▶ _HOW TO COMPLETE THIS TASK_: Gather from the listing below each line that includes the word "JSON", and copy it.

=== Section Start ===

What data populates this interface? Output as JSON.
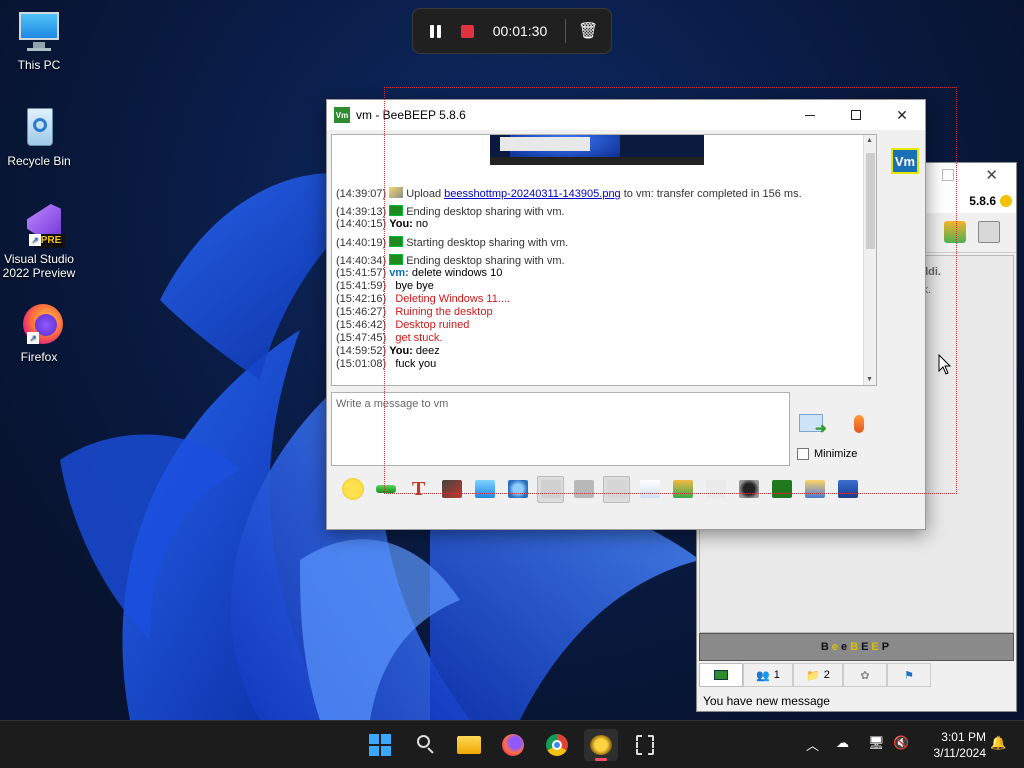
{
  "desktop": {
    "icons": [
      {
        "label": "This PC"
      },
      {
        "label": "Recycle Bin"
      },
      {
        "label": "Visual Studio 2022 Preview",
        "badge": "PRE"
      },
      {
        "label": "Firefox"
      }
    ]
  },
  "recorder": {
    "time": "00:01:30",
    "icons": [
      "pause-icon",
      "stop-icon",
      "trash-icon"
    ]
  },
  "chat_window": {
    "title": "vm - BeeBEEP 5.8.6",
    "app_badge": "Vm",
    "avatar": "Vm",
    "input_placeholder": "Write a message to vm",
    "minimize_label": "Minimize",
    "messages": [
      {
        "time": "(14:39:07)",
        "prefix": "Upload ",
        "link": "beesshottmp-20240311-143905.png",
        "text": " to vm: transfer completed in 156 ms."
      },
      {
        "time": "(14:39:13)",
        "text": "Ending desktop sharing with vm."
      },
      {
        "time": "(14:40:15)",
        "user": "You:",
        "text": "no"
      },
      {
        "time": "(14:40:19)",
        "text": "Starting desktop sharing with vm."
      },
      {
        "time": "(14:40:34)",
        "text": "Ending desktop sharing with vm."
      },
      {
        "time": "(15:41:57)",
        "user": "vm:",
        "text": "delete windows 10"
      },
      {
        "time": "(15:41:59)",
        "text": "bye bye"
      },
      {
        "time": "(15:42:16)",
        "text": "Deleting Windows 11....",
        "color": "#d01818"
      },
      {
        "time": "(15:46:27)",
        "text": "Ruining the desktop",
        "color": "#d01818"
      },
      {
        "time": "(15:46:42)",
        "text": "Desktop ruined",
        "color": "#d01818"
      },
      {
        "time": "(15:47:45)",
        "text": "get stuck.",
        "color": "#d01818"
      },
      {
        "time": "(14:59:52)",
        "user": "You:",
        "text": "deez"
      },
      {
        "time": "(15:01:08)",
        "text": "fuck you"
      }
    ],
    "toolbar_icons": [
      "emoji-icon",
      "green-arrow-icon",
      "font-icon",
      "color-pen-icon",
      "filter-icon",
      "settings-icon",
      "spellcheck-icon",
      "text-style-icon",
      "music-note-icon",
      "file-icon",
      "send-file-icon",
      "code-icon",
      "screenshot-icon",
      "desktop-share-icon",
      "save-chat-icon",
      "floppy-icon"
    ]
  },
  "back_window": {
    "version": "5.8.6",
    "text1": "ddi.",
    "text2": "k.",
    "banner": [
      "B",
      "e",
      "e",
      "B",
      "E",
      "E",
      "P"
    ],
    "banner_colors": [
      "#111111",
      "#d6c200",
      "#111111",
      "#d6c200",
      "#111111",
      "#d6c200",
      "#111111"
    ],
    "tabs": [
      "",
      "1",
      "2",
      "",
      ""
    ],
    "status": "You have new message"
  },
  "taskbar": {
    "clock_time": "3:01 PM",
    "clock_date": "3/11/2024",
    "apps": [
      "windows-start-icon",
      "search-icon",
      "file-explorer-icon",
      "firefox-icon",
      "chrome-icon",
      "beebeep-icon",
      "snipping-tool-icon"
    ]
  }
}
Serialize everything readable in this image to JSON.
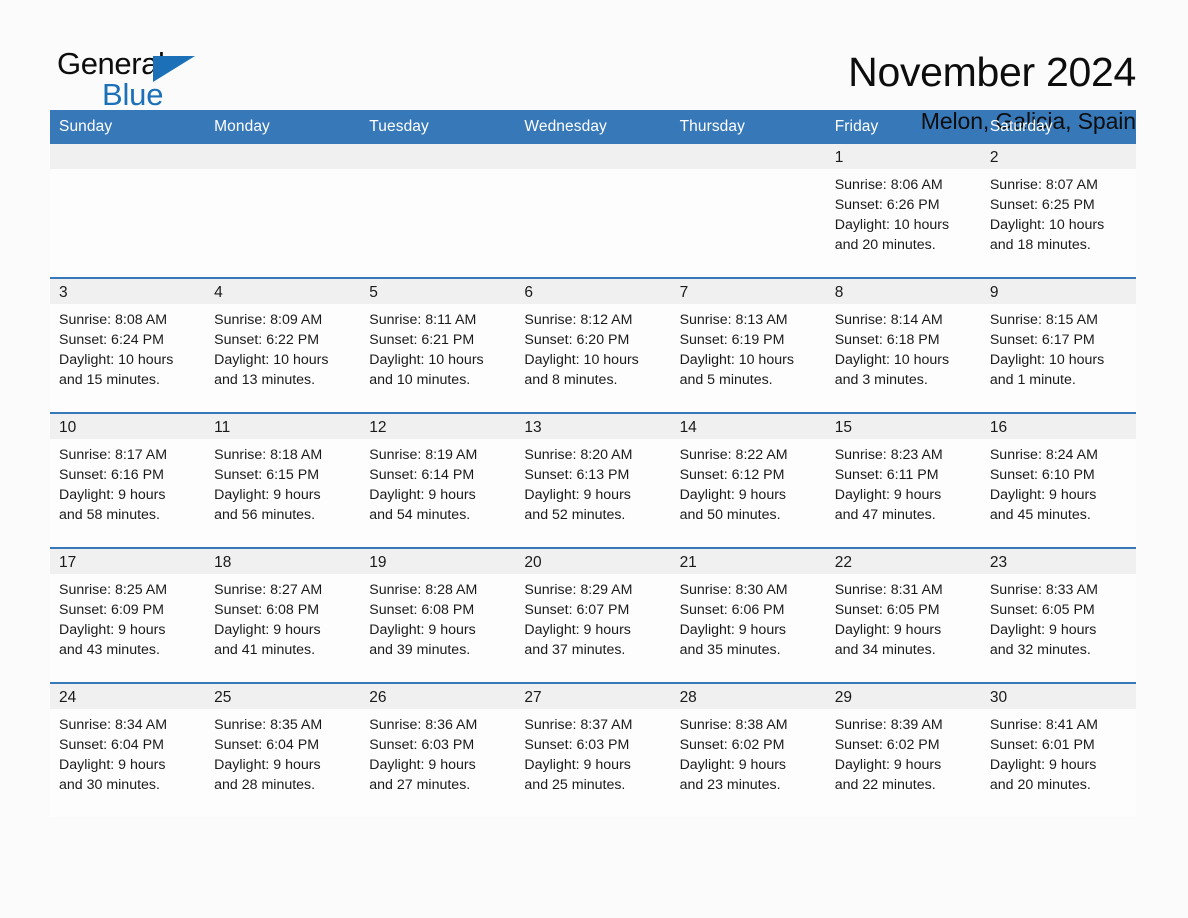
{
  "logo": {
    "word_one": "General",
    "word_two": "Blue",
    "triangle_color": "#1b70b8",
    "text_color": "#0d0d0d"
  },
  "header": {
    "month_title": "November 2024",
    "location": "Melon, Galicia, Spain"
  },
  "theme": {
    "header_blue": "#3778b9",
    "daynum_band": "#f0f0f0",
    "page_background": "#fbfbfb",
    "cell_background": "#fdfdfd",
    "text": "#1a1a1a"
  },
  "weekday_headers": [
    "Sunday",
    "Monday",
    "Tuesday",
    "Wednesday",
    "Thursday",
    "Friday",
    "Saturday"
  ],
  "weeks": [
    [
      {
        "day": "",
        "empty": true
      },
      {
        "day": "",
        "empty": true
      },
      {
        "day": "",
        "empty": true
      },
      {
        "day": "",
        "empty": true
      },
      {
        "day": "",
        "empty": true
      },
      {
        "day": "1",
        "sunrise": "Sunrise: 8:06 AM",
        "sunset": "Sunset: 6:26 PM",
        "daylight_line1": "Daylight: 10 hours",
        "daylight_line2": "and 20 minutes."
      },
      {
        "day": "2",
        "sunrise": "Sunrise: 8:07 AM",
        "sunset": "Sunset: 6:25 PM",
        "daylight_line1": "Daylight: 10 hours",
        "daylight_line2": "and 18 minutes."
      }
    ],
    [
      {
        "day": "3",
        "sunrise": "Sunrise: 8:08 AM",
        "sunset": "Sunset: 6:24 PM",
        "daylight_line1": "Daylight: 10 hours",
        "daylight_line2": "and 15 minutes."
      },
      {
        "day": "4",
        "sunrise": "Sunrise: 8:09 AM",
        "sunset": "Sunset: 6:22 PM",
        "daylight_line1": "Daylight: 10 hours",
        "daylight_line2": "and 13 minutes."
      },
      {
        "day": "5",
        "sunrise": "Sunrise: 8:11 AM",
        "sunset": "Sunset: 6:21 PM",
        "daylight_line1": "Daylight: 10 hours",
        "daylight_line2": "and 10 minutes."
      },
      {
        "day": "6",
        "sunrise": "Sunrise: 8:12 AM",
        "sunset": "Sunset: 6:20 PM",
        "daylight_line1": "Daylight: 10 hours",
        "daylight_line2": "and 8 minutes."
      },
      {
        "day": "7",
        "sunrise": "Sunrise: 8:13 AM",
        "sunset": "Sunset: 6:19 PM",
        "daylight_line1": "Daylight: 10 hours",
        "daylight_line2": "and 5 minutes."
      },
      {
        "day": "8",
        "sunrise": "Sunrise: 8:14 AM",
        "sunset": "Sunset: 6:18 PM",
        "daylight_line1": "Daylight: 10 hours",
        "daylight_line2": "and 3 minutes."
      },
      {
        "day": "9",
        "sunrise": "Sunrise: 8:15 AM",
        "sunset": "Sunset: 6:17 PM",
        "daylight_line1": "Daylight: 10 hours",
        "daylight_line2": "and 1 minute."
      }
    ],
    [
      {
        "day": "10",
        "sunrise": "Sunrise: 8:17 AM",
        "sunset": "Sunset: 6:16 PM",
        "daylight_line1": "Daylight: 9 hours",
        "daylight_line2": "and 58 minutes."
      },
      {
        "day": "11",
        "sunrise": "Sunrise: 8:18 AM",
        "sunset": "Sunset: 6:15 PM",
        "daylight_line1": "Daylight: 9 hours",
        "daylight_line2": "and 56 minutes."
      },
      {
        "day": "12",
        "sunrise": "Sunrise: 8:19 AM",
        "sunset": "Sunset: 6:14 PM",
        "daylight_line1": "Daylight: 9 hours",
        "daylight_line2": "and 54 minutes."
      },
      {
        "day": "13",
        "sunrise": "Sunrise: 8:20 AM",
        "sunset": "Sunset: 6:13 PM",
        "daylight_line1": "Daylight: 9 hours",
        "daylight_line2": "and 52 minutes."
      },
      {
        "day": "14",
        "sunrise": "Sunrise: 8:22 AM",
        "sunset": "Sunset: 6:12 PM",
        "daylight_line1": "Daylight: 9 hours",
        "daylight_line2": "and 50 minutes."
      },
      {
        "day": "15",
        "sunrise": "Sunrise: 8:23 AM",
        "sunset": "Sunset: 6:11 PM",
        "daylight_line1": "Daylight: 9 hours",
        "daylight_line2": "and 47 minutes."
      },
      {
        "day": "16",
        "sunrise": "Sunrise: 8:24 AM",
        "sunset": "Sunset: 6:10 PM",
        "daylight_line1": "Daylight: 9 hours",
        "daylight_line2": "and 45 minutes."
      }
    ],
    [
      {
        "day": "17",
        "sunrise": "Sunrise: 8:25 AM",
        "sunset": "Sunset: 6:09 PM",
        "daylight_line1": "Daylight: 9 hours",
        "daylight_line2": "and 43 minutes."
      },
      {
        "day": "18",
        "sunrise": "Sunrise: 8:27 AM",
        "sunset": "Sunset: 6:08 PM",
        "daylight_line1": "Daylight: 9 hours",
        "daylight_line2": "and 41 minutes."
      },
      {
        "day": "19",
        "sunrise": "Sunrise: 8:28 AM",
        "sunset": "Sunset: 6:08 PM",
        "daylight_line1": "Daylight: 9 hours",
        "daylight_line2": "and 39 minutes."
      },
      {
        "day": "20",
        "sunrise": "Sunrise: 8:29 AM",
        "sunset": "Sunset: 6:07 PM",
        "daylight_line1": "Daylight: 9 hours",
        "daylight_line2": "and 37 minutes."
      },
      {
        "day": "21",
        "sunrise": "Sunrise: 8:30 AM",
        "sunset": "Sunset: 6:06 PM",
        "daylight_line1": "Daylight: 9 hours",
        "daylight_line2": "and 35 minutes."
      },
      {
        "day": "22",
        "sunrise": "Sunrise: 8:31 AM",
        "sunset": "Sunset: 6:05 PM",
        "daylight_line1": "Daylight: 9 hours",
        "daylight_line2": "and 34 minutes."
      },
      {
        "day": "23",
        "sunrise": "Sunrise: 8:33 AM",
        "sunset": "Sunset: 6:05 PM",
        "daylight_line1": "Daylight: 9 hours",
        "daylight_line2": "and 32 minutes."
      }
    ],
    [
      {
        "day": "24",
        "sunrise": "Sunrise: 8:34 AM",
        "sunset": "Sunset: 6:04 PM",
        "daylight_line1": "Daylight: 9 hours",
        "daylight_line2": "and 30 minutes."
      },
      {
        "day": "25",
        "sunrise": "Sunrise: 8:35 AM",
        "sunset": "Sunset: 6:04 PM",
        "daylight_line1": "Daylight: 9 hours",
        "daylight_line2": "and 28 minutes."
      },
      {
        "day": "26",
        "sunrise": "Sunrise: 8:36 AM",
        "sunset": "Sunset: 6:03 PM",
        "daylight_line1": "Daylight: 9 hours",
        "daylight_line2": "and 27 minutes."
      },
      {
        "day": "27",
        "sunrise": "Sunrise: 8:37 AM",
        "sunset": "Sunset: 6:03 PM",
        "daylight_line1": "Daylight: 9 hours",
        "daylight_line2": "and 25 minutes."
      },
      {
        "day": "28",
        "sunrise": "Sunrise: 8:38 AM",
        "sunset": "Sunset: 6:02 PM",
        "daylight_line1": "Daylight: 9 hours",
        "daylight_line2": "and 23 minutes."
      },
      {
        "day": "29",
        "sunrise": "Sunrise: 8:39 AM",
        "sunset": "Sunset: 6:02 PM",
        "daylight_line1": "Daylight: 9 hours",
        "daylight_line2": "and 22 minutes."
      },
      {
        "day": "30",
        "sunrise": "Sunrise: 8:41 AM",
        "sunset": "Sunset: 6:01 PM",
        "daylight_line1": "Daylight: 9 hours",
        "daylight_line2": "and 20 minutes."
      }
    ]
  ]
}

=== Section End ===

▶ _SOLUTION TO THE PROBLEM_:
What data populates this interface? Output as JSON.
Serialize everything readable in this image to JSON.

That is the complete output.